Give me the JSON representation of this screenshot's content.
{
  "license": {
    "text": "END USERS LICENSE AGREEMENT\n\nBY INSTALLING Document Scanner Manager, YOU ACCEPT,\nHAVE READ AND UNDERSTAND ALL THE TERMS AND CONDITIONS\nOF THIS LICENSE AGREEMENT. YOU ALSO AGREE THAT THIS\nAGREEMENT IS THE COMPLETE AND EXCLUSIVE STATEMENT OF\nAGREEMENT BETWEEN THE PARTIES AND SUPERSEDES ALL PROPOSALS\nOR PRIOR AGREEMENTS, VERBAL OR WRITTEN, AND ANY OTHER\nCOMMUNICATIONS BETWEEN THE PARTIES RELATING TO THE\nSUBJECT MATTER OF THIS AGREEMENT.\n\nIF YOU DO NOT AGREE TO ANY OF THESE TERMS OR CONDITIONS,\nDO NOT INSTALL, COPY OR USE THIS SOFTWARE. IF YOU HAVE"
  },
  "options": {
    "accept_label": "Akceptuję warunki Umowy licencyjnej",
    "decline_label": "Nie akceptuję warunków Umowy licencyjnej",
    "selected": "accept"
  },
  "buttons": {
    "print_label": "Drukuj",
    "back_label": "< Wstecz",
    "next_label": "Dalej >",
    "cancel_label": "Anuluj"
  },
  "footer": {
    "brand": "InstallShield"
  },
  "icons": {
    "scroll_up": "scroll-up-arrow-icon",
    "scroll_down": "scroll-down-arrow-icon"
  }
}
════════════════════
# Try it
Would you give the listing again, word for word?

# Output
Give me the JSON representation of this screenshot's content.
{
  "license": {
    "text": "END USERS LICENSE AGREEMENT\n\nBY INSTALLING Document Scanner Manager, YOU ACCEPT,\nHAVE READ AND UNDERSTAND ALL THE TERMS AND CONDITIONS\nOF THIS LICENSE AGREEMENT. YOU ALSO AGREE THAT THIS\nAGREEMENT IS THE COMPLETE AND EXCLUSIVE STATEMENT OF\nAGREEMENT BETWEEN THE PARTIES AND SUPERSEDES ALL PROPOSALS\nOR PRIOR AGREEMENTS, VERBAL OR WRITTEN, AND ANY OTHER\nCOMMUNICATIONS BETWEEN THE PARTIES RELATING TO THE\nSUBJECT MATTER OF THIS AGREEMENT.\n\nIF YOU DO NOT AGREE TO ANY OF THESE TERMS OR CONDITIONS,\nDO NOT INSTALL, COPY OR USE THIS SOFTWARE. IF YOU HAVE"
  },
  "options": {
    "accept_label": "Akceptuję warunki Umowy licencyjnej",
    "decline_label": "Nie akceptuję warunków Umowy licencyjnej",
    "selected": "accept"
  },
  "buttons": {
    "print_label": "Drukuj",
    "back_label": "< Wstecz",
    "next_label": "Dalej >",
    "cancel_label": "Anuluj"
  },
  "footer": {
    "brand": "InstallShield"
  },
  "icons": {
    "scroll_up": "scroll-up-arrow-icon",
    "scroll_down": "scroll-down-arrow-icon"
  }
}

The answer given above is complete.